▶ DIRECTIONS FOR THIS TASK: Lines holding the word "nested" are the ones to copy from the data below.

○ ○ ○ ○ ○

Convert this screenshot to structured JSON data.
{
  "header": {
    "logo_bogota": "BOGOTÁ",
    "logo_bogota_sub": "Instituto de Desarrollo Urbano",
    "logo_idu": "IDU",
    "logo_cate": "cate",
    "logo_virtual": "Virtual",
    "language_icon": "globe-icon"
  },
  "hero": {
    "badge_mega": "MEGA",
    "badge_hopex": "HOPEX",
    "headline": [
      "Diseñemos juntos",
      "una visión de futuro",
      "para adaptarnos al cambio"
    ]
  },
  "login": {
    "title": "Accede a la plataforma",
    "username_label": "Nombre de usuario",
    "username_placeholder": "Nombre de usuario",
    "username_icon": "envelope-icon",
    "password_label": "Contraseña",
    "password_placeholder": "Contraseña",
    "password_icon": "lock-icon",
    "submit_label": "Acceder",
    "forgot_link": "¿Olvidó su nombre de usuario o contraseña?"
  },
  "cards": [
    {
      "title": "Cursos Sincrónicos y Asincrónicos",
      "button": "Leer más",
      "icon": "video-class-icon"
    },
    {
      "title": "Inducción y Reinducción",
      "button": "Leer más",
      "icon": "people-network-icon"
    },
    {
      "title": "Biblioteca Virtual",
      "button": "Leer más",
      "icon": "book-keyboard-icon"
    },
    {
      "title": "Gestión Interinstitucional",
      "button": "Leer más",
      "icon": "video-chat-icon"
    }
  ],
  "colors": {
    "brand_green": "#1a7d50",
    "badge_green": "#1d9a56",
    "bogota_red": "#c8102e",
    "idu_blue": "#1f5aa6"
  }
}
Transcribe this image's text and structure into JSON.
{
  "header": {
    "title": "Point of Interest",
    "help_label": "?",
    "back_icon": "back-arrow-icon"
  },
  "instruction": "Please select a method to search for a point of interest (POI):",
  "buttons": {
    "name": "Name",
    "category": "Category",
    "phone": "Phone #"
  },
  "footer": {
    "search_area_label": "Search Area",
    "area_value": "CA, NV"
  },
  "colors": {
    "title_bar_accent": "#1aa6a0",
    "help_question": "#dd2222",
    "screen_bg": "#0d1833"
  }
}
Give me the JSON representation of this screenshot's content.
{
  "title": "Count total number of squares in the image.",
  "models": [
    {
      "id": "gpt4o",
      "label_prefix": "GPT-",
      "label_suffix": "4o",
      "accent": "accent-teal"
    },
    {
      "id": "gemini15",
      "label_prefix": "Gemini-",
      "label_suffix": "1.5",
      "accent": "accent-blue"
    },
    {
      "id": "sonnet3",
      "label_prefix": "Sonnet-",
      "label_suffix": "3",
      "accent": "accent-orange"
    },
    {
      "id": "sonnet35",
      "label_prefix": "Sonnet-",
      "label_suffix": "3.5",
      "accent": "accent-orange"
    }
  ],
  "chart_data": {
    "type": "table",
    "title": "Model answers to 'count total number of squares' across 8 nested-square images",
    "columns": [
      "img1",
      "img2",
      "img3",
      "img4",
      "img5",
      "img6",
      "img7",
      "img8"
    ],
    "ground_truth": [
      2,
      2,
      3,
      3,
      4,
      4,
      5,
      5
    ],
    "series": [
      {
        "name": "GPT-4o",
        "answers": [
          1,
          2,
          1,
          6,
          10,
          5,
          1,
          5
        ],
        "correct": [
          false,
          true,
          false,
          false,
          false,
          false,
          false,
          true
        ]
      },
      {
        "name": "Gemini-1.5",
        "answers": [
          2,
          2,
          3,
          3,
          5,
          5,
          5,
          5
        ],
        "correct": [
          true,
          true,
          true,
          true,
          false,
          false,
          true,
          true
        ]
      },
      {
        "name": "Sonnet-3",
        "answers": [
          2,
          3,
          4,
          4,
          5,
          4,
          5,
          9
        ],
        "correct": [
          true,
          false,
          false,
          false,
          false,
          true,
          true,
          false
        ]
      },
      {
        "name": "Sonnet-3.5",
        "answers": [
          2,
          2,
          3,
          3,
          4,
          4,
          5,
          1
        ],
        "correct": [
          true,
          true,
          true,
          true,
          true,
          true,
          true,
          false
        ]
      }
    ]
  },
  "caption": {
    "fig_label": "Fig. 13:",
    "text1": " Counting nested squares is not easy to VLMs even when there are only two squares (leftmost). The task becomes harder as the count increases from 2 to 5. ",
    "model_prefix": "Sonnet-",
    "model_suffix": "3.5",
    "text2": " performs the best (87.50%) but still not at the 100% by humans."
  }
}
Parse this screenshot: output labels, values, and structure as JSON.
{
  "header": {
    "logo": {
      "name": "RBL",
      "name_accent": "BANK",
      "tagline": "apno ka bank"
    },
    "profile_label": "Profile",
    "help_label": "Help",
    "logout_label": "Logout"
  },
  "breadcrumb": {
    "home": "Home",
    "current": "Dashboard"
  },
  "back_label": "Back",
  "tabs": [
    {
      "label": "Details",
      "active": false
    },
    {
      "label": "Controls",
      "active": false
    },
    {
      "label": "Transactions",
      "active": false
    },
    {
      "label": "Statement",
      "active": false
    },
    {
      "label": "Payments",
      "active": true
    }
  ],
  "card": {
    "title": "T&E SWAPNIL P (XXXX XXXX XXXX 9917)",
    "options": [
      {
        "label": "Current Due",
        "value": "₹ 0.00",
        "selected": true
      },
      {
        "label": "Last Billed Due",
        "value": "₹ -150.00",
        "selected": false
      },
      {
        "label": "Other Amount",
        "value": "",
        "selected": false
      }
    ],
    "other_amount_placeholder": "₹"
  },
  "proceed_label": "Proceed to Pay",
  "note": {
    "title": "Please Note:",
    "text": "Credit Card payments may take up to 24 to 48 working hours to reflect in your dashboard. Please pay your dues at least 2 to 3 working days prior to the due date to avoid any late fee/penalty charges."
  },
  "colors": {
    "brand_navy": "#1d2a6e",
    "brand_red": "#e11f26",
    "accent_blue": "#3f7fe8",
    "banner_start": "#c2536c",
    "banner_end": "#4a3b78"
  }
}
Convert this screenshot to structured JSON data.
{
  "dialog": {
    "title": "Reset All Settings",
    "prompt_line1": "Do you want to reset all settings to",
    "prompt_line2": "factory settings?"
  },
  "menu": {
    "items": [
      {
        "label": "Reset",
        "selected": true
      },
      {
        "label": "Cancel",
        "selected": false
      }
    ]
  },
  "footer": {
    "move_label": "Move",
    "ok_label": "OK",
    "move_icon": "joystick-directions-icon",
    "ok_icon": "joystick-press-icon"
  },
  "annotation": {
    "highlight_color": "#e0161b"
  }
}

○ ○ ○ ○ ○

▶ ANSWER SECTION:
    "title": "Model answers to 'count total number of squares' across 8 nested-square images",
    "text1": " Counting nested squares is not easy to VLMs even when there are only two squares (leftmost). The task becomes harder as the count increases from 2 to 5. ",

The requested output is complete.